He said he is aware of preliminary talks about a public-private partnership to build a 1,000-room flagship convention hotel near the Salt Palace.
"Like many other hotel companies, we support any initiative that helps drive business into the city," said Rosenberg. "We are concerned with the public funding of a project of that nature. It creates some unfairness in the marketplace. We are monitoring things and have expressed some concerns in that regard."
Against that backdrop, Radisson is not standing still.
The hotelier has two properties in Salt Lake City, one at 215 W. South Temple and another near Salt Lake International Airport. Both are in the midst extensive renovations as part of parent company Carlson Hotels' Ambition 2015 program. The initiative includes spending $1.5 billion in North America to expand its portfolio to more than 1,500 hotels by 2015, as well as upgrade existing ones.
"We believe this is a great time to invest in the hotel business," said Hubert Joly, president and CEO for Carlson. "With Ambition 2015, we have a comprehensive and compelling strategy to build the business."
Rosenberg said Radisson's downtown Salt Lake City hotel provides a great example of how the program is working.

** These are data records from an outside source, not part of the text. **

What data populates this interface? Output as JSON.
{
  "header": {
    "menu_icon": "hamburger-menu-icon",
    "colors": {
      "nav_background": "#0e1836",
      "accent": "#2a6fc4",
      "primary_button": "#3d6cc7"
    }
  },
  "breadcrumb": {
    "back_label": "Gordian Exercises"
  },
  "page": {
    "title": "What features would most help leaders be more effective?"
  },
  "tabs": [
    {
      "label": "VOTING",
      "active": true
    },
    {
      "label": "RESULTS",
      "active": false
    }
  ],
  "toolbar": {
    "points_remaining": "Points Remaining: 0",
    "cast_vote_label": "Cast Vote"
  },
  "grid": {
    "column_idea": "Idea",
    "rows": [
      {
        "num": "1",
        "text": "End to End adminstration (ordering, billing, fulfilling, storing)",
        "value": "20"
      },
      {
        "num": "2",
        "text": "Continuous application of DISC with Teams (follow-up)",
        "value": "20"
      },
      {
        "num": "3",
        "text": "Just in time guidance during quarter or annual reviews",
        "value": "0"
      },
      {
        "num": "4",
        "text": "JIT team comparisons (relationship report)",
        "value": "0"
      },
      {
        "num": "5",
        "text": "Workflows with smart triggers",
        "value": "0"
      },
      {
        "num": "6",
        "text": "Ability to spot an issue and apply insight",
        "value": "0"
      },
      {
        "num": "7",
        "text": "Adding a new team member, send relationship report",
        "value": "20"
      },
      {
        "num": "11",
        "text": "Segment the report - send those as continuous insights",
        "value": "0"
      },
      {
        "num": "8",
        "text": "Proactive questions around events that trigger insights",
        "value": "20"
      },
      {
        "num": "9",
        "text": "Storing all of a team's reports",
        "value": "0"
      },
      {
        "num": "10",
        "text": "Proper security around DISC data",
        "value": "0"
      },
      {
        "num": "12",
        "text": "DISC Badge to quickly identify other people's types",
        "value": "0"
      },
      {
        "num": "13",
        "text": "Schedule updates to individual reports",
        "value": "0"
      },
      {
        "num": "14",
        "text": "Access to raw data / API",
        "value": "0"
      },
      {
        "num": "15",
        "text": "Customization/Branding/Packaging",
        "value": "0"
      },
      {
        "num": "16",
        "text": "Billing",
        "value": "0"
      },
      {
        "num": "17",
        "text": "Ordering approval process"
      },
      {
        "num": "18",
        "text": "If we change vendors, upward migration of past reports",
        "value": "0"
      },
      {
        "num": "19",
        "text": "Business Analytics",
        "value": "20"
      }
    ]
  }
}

The company is in the process of completing a $6.8 million renovation of rooms, the lobby, corridors and the entry way. It is also been working on improving the lobby, restaurant and rooms at the airport location.
In North America, the company has spent $500 million to improve 80 percent of its existing hotels.

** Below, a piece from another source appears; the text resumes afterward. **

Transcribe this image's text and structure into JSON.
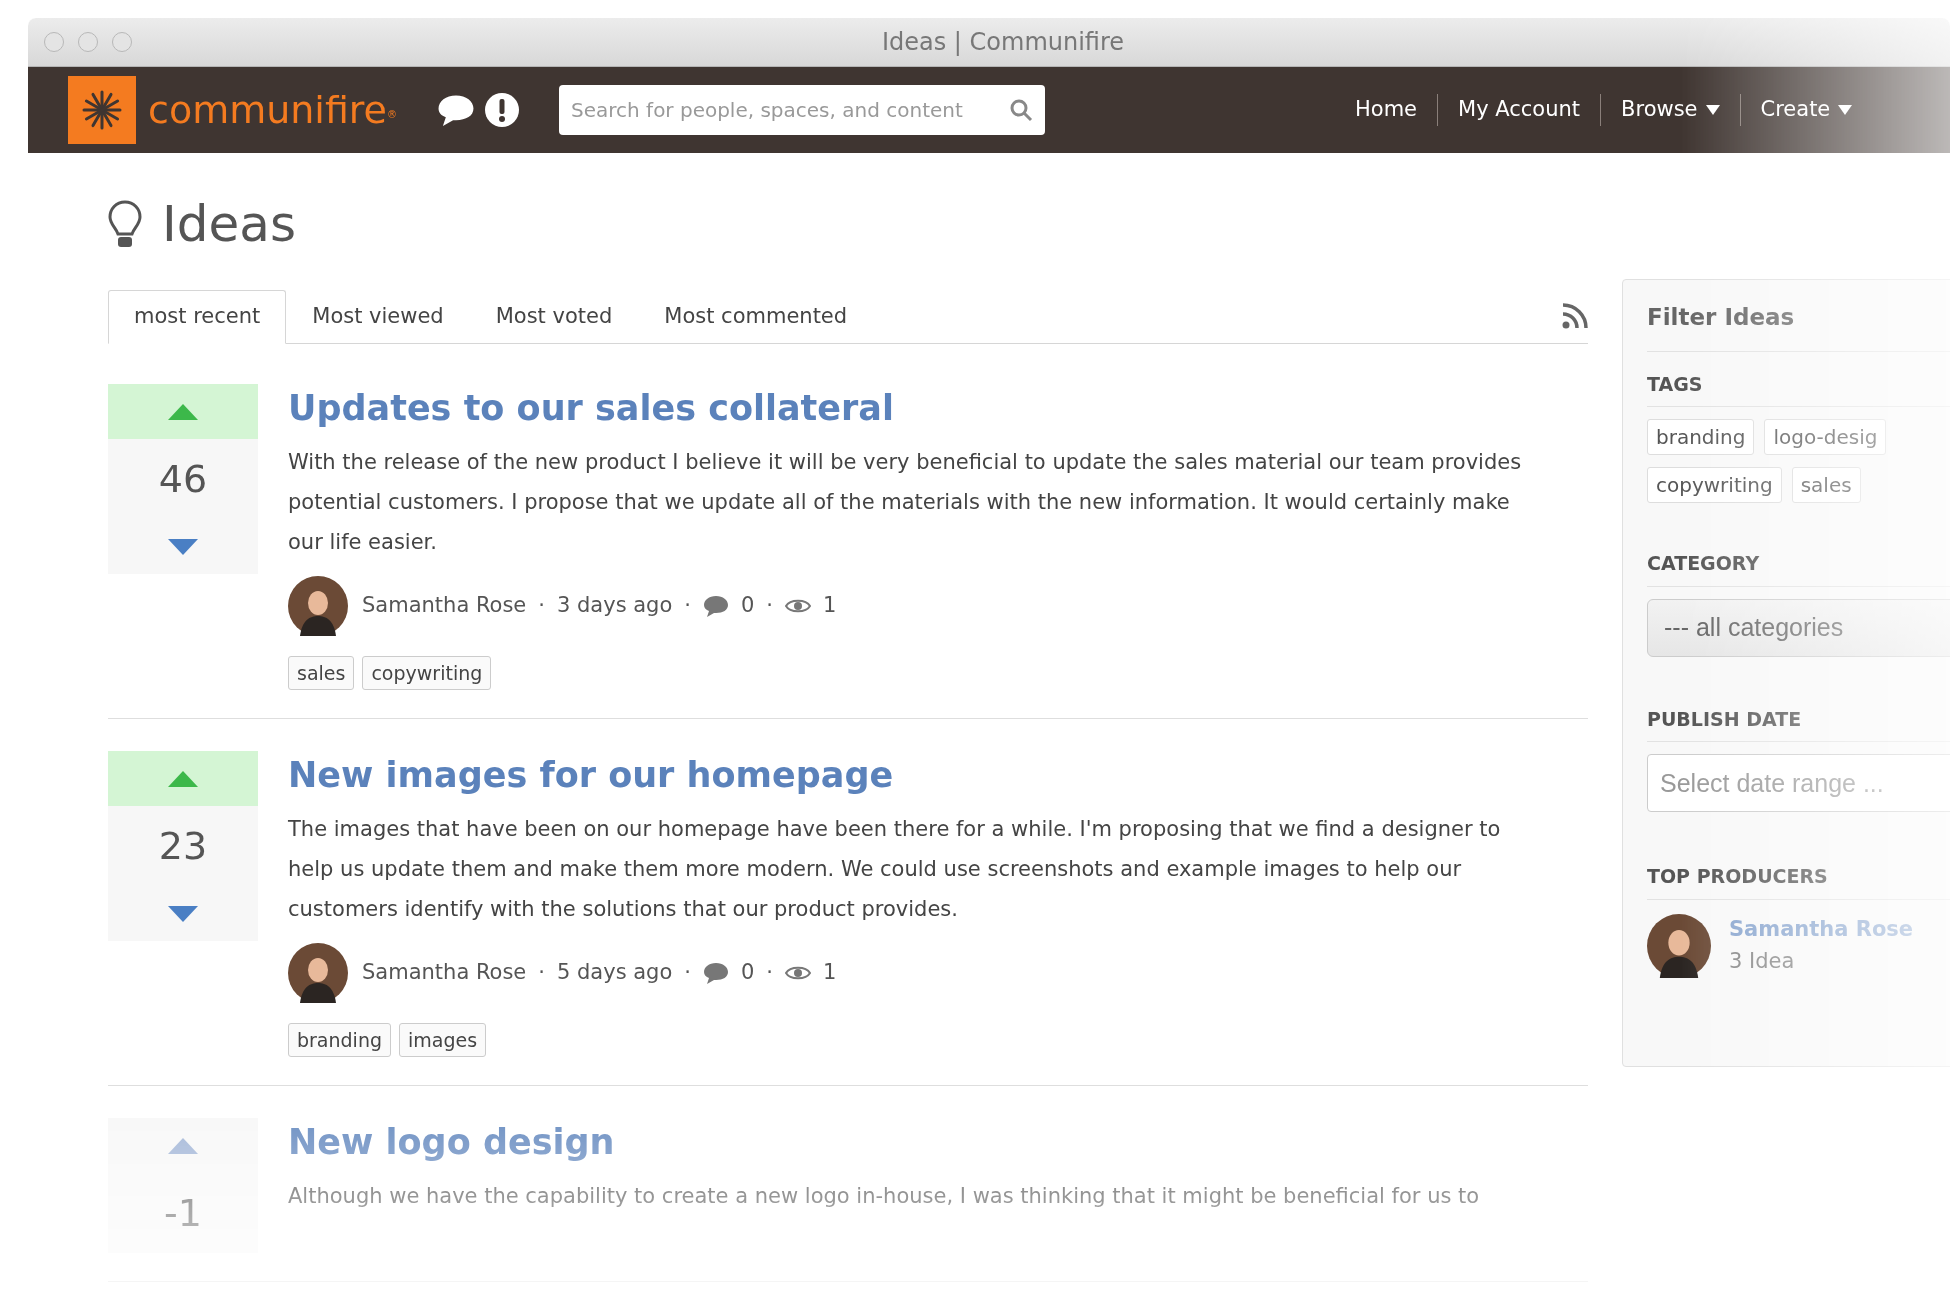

It also introducing its upscale Radisson Blu property to North America. The first opened in Chicago, and a resort has been converted to the brand in St. Maarten. Another opened at the Mall of America in Minnesota March 15.
Rosenberg hopes to visit every North American property and expects to be in Salt Lake City in the next five or six weeks to talk to employees about its "Yes I Can," program and share stories and successes in an effort to re-enforce the company's culture.